## Task instructions
Each line below that holds the word "true" counts once. Say how many such lines there are, and no more.
#### Extracted information
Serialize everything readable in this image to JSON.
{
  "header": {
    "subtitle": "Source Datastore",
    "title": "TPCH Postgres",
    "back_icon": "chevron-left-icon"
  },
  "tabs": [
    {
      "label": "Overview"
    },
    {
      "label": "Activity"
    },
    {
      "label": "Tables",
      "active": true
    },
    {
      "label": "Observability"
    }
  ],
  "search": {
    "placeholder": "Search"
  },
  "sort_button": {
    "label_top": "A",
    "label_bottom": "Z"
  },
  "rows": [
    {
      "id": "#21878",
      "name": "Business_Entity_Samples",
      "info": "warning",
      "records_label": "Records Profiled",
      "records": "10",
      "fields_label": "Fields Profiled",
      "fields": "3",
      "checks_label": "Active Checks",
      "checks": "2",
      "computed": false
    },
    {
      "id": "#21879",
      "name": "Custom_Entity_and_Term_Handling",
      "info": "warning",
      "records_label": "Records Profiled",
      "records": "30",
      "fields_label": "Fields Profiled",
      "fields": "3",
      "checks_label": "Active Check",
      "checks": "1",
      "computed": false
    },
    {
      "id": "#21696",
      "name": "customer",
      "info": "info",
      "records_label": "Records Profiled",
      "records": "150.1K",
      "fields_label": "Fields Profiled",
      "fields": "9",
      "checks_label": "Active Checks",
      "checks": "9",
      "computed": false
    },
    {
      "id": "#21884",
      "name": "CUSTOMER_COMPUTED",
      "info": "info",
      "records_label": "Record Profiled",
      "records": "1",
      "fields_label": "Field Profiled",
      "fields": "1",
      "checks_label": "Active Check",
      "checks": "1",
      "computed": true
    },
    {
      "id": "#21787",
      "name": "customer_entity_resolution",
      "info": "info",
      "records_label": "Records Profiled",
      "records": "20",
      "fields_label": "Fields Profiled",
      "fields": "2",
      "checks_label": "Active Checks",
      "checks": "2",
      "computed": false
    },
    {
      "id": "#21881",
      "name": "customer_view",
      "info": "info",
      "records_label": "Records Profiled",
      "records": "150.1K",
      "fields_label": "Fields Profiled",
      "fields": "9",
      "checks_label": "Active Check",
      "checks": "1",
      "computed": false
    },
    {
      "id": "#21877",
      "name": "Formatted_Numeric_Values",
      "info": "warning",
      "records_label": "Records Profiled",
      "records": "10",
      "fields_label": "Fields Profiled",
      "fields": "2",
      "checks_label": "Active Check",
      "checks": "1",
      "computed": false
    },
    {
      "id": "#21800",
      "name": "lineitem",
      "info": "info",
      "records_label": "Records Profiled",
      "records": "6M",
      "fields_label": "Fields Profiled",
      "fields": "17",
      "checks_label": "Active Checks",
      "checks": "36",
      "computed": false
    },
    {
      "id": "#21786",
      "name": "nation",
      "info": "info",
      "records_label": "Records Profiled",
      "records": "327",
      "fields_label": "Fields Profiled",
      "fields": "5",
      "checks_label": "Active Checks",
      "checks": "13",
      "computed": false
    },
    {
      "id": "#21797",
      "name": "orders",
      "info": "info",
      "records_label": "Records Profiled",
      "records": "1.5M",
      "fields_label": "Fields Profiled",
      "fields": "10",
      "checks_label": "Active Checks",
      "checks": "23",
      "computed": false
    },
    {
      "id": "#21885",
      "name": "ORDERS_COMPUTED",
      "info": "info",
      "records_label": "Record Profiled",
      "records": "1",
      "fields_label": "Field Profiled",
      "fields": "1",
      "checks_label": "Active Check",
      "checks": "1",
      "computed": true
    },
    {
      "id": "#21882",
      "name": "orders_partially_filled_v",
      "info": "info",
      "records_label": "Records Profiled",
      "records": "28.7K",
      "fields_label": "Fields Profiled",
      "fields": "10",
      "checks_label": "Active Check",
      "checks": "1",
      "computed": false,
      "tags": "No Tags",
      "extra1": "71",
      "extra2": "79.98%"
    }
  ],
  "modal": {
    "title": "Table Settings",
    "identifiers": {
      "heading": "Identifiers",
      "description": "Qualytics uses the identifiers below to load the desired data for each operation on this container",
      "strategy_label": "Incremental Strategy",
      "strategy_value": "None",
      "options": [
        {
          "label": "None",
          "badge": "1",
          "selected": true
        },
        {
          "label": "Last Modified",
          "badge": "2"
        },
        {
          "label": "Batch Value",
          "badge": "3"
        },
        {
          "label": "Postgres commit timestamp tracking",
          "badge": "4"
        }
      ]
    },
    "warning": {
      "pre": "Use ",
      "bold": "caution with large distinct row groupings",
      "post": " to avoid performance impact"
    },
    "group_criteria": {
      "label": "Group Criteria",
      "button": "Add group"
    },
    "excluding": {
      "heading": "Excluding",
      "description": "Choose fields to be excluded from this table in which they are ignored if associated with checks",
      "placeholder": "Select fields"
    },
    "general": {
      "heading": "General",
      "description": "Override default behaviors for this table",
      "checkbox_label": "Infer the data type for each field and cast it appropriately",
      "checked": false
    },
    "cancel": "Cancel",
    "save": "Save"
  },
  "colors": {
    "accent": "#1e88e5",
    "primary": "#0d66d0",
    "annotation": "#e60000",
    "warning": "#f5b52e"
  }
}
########
## Exercise response
4